I’ve got to get this out of the way and say it now: I was pretty pumped about ZOMBIE LAND SAGA when I first watched the premiere. It seemed to have the perfect amount of anime strangeness mixed with musical, intriguing characters and a mysterious storyline. But the rest of the show never could live up to its initial promise. While it has a lot of neat stuff going for it, the plot never kicked into gear and the humor and character development were too inconsistent to work.
It’s a shame, because the zombified gals of Franchouchou really are a unique bunch that were deserving of more exploration. Our lead character Sakura is fine, but comes across as a blandly generic heroine – always positive and helping others, but never really getting much personality of her own. (This is dealt with somewhat in the final arc, but even then, nothing much comes of it.) Almost everyone in the group has some fun quirks, like Saki, the leader and former biker gang member, or Lily, the former TV child star who happens to be transgender. These two both get an episode or so focused on them, but others, like Yuugiri, who lived as a sex worker in ancient Japan, never get a chance to shine. One of the most characters is group manager/motivational speaker/mad scientist Koutarou (aka ‘Shades’). That’s right, most. He’s just so much! And frankly, it gets tiresome. By the third episode, I was wishing his screaming schtick would evolve into something more. There’s a little hint about why he’s so interested in Sakura in the final episode, but apart from that, we really never learn anything about his backstory, how he raised these girls from the dead (not that that’s important), or why he cares so much about Saga.
When it comes to the quality of the animation, it’s generally okay. ZOMBIE LAND SAGA will definitely not win any sakuga awards or anything, but the character designs are inoffensive and the direction isn’t noticeably bad. If I did have a major complaint, it would have to be the use of CGI for the group’s performances. I know that to get the kind of dancing they wanted, CGI is really the only option, but still, it just looks so clunky sandwiched between the traditional 2D scenes.
Musical shows always make it harder for companies like Funimation to dub them. It takes a lot of work to make lyrics match up with mouth movements, while rhyming and sounding in-tune, too! Unfortunately, Funimation chose to forgo an attempt at dubbing the songs for the weekly simuldub release. While the songs will be dubbed into English for the final release on home video, I can only comment on the acting performances for now. The good news is, the parts of the dub that have been completed are really nice! Every actor sounds well cast for their role, and does a good job of bringing their A game. Brina Palencia and Ricco Fajardo especially perform well as Sakura and Koutarou.
At the end of the show’s life, I can’t say I’m going to miss it that much. While it started off on a promising note, I don’t think the series ever really settled into its groove, and for every awesome episode, there was an underwhelming one that would follow.
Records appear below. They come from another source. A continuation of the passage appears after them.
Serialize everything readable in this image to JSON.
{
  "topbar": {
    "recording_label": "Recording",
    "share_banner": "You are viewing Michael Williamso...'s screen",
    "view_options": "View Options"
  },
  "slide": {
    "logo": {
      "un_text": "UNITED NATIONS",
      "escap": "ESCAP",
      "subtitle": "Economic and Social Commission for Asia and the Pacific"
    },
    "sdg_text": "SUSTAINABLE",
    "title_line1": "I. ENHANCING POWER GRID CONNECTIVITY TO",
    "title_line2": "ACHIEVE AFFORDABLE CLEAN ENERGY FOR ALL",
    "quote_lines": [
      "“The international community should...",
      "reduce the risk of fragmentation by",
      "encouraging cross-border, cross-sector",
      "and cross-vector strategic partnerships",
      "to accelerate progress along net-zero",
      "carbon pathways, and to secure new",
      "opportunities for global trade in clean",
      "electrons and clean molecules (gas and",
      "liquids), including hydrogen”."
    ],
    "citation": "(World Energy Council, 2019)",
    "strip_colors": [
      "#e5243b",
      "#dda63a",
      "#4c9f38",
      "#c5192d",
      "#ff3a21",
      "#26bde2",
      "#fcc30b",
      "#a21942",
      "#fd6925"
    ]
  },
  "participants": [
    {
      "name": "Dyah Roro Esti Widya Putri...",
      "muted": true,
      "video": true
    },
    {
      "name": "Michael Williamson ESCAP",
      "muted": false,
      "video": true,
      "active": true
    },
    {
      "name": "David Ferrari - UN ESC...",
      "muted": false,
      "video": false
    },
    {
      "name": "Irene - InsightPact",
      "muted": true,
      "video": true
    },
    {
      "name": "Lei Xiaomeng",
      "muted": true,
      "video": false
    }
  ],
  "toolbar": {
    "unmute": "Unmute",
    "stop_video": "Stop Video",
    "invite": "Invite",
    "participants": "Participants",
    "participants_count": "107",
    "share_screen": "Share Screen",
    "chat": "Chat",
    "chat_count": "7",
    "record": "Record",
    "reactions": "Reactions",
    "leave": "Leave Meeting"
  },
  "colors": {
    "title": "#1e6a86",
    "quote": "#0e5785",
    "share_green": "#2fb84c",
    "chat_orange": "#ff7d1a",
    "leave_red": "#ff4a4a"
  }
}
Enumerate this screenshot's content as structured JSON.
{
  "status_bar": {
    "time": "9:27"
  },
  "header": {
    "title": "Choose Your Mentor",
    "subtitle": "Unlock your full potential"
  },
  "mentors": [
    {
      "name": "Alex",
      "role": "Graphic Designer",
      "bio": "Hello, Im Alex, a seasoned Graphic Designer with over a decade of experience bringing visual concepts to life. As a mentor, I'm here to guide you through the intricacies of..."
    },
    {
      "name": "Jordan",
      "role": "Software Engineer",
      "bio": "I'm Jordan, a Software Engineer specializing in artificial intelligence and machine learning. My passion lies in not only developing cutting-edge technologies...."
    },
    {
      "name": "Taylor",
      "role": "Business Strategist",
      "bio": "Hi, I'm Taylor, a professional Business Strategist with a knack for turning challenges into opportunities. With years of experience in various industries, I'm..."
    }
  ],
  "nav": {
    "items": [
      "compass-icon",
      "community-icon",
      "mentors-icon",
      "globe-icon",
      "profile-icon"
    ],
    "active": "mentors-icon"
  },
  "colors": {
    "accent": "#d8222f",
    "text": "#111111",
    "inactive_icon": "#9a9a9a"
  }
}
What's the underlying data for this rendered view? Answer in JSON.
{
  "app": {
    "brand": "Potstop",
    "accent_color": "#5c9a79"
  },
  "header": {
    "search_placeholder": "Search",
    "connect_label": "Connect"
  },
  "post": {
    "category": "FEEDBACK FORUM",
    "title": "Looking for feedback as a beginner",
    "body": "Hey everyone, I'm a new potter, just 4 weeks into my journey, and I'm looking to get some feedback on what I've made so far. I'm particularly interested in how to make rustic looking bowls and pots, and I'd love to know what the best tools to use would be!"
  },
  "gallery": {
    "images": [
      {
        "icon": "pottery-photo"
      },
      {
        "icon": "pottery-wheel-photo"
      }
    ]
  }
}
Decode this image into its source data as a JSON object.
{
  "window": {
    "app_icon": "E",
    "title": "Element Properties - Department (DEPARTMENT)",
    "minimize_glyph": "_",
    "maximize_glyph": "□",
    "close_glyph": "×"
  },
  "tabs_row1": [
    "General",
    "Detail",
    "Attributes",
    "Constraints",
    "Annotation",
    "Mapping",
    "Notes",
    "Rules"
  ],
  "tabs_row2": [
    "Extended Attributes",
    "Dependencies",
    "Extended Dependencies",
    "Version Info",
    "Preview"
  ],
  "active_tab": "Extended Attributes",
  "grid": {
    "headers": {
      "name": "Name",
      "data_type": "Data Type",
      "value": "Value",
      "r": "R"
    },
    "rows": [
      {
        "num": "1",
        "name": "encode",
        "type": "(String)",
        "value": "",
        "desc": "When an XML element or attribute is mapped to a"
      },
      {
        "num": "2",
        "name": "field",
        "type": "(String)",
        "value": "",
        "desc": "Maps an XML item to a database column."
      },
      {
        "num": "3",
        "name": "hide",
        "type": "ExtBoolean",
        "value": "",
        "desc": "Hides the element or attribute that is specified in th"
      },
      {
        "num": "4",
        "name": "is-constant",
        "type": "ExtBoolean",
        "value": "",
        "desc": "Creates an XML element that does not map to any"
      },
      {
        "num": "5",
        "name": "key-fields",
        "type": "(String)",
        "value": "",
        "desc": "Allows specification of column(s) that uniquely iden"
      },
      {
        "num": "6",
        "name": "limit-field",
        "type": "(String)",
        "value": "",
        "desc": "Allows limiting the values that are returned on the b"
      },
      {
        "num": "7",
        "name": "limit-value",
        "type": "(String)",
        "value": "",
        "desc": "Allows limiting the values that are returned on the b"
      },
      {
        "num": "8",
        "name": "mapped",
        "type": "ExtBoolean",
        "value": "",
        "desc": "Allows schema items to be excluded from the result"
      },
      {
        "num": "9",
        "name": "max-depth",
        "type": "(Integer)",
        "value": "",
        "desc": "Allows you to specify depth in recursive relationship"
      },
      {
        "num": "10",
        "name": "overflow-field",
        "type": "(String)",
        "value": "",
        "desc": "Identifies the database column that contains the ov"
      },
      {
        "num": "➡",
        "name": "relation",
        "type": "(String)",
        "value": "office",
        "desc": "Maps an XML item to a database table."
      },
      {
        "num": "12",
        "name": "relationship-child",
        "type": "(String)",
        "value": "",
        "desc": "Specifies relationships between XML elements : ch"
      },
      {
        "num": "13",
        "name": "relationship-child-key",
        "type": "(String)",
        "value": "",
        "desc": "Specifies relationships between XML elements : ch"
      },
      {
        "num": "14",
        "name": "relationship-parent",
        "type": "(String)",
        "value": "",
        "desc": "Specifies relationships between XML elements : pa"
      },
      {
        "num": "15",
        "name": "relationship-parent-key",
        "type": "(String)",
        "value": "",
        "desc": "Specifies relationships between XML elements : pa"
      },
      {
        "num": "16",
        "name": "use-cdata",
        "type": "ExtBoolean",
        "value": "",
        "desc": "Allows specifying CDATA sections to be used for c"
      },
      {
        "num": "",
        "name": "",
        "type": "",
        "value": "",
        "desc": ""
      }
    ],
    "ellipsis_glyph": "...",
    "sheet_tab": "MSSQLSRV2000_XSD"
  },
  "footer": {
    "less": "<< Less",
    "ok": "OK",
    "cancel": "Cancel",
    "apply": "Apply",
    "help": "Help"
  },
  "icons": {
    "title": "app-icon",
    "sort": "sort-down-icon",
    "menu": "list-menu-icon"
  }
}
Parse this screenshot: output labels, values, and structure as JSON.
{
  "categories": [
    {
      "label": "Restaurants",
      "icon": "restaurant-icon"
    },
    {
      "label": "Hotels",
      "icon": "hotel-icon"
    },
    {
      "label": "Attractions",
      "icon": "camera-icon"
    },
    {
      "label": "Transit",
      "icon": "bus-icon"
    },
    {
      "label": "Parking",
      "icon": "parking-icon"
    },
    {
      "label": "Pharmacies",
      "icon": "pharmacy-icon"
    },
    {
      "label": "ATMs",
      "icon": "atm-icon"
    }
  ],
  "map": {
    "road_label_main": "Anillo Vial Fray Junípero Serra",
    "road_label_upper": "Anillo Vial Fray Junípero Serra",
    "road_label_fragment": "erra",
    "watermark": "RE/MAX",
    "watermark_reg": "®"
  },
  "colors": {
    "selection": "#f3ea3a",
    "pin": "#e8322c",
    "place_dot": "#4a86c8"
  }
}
There was never any overarching plot besides generic messages about believing in yourself, and the comedy was never consistent enough to carry the show. An interesting premise, some fun characters and a few catchy songs can’t convince me to raise this show from the dead.